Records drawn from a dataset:

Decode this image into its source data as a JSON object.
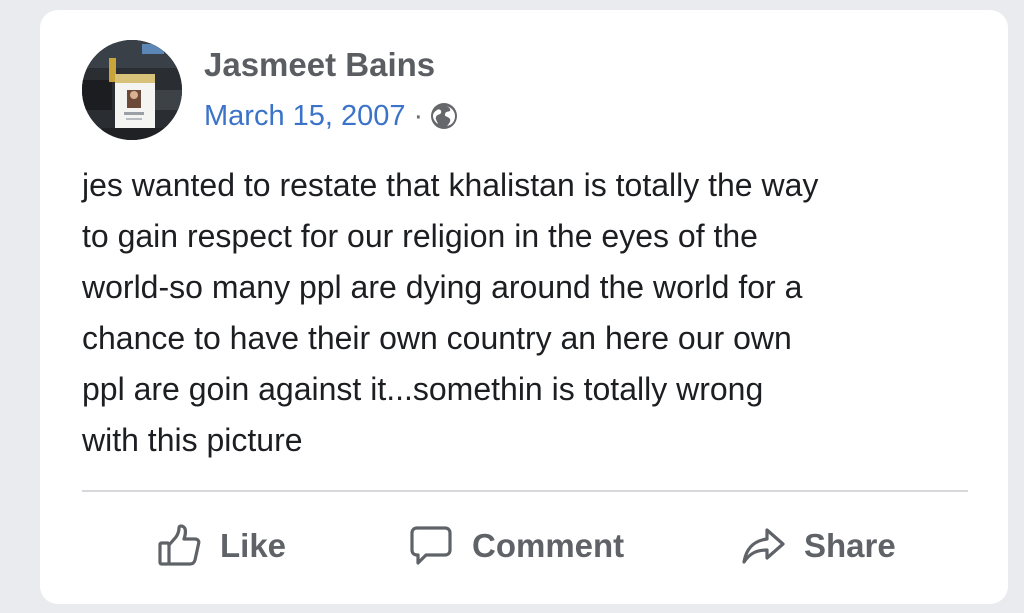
{
  "post": {
    "author": "Jasmeet Bains",
    "date": "March 15, 2007",
    "separator": "·",
    "audience_icon": "globe-icon",
    "text_lines": [
      "jes wanted to restate that khalistan is totally the way",
      "to gain respect for our religion in the eyes of the",
      "world-so many ppl are dying around the world for a",
      "chance to have their own country an here our own",
      "ppl are goin against it...somethin is totally wrong",
      "with this picture"
    ]
  },
  "actions": {
    "like": {
      "label": "Like",
      "icon": "thumbs-up-icon"
    },
    "comment": {
      "label": "Comment",
      "icon": "comment-icon"
    },
    "share": {
      "label": "Share",
      "icon": "share-arrow-icon"
    }
  },
  "colors": {
    "page_background": "#e9ebee",
    "card_background": "#ffffff",
    "author": "#5a5d61",
    "date_link": "#3b73c8",
    "body_text": "#1c1e21",
    "action_text": "#5f6368"
  }
}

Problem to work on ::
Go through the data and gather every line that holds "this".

Expected answer ::
Decode this image into its source data as a JSON object.
      "with this picture"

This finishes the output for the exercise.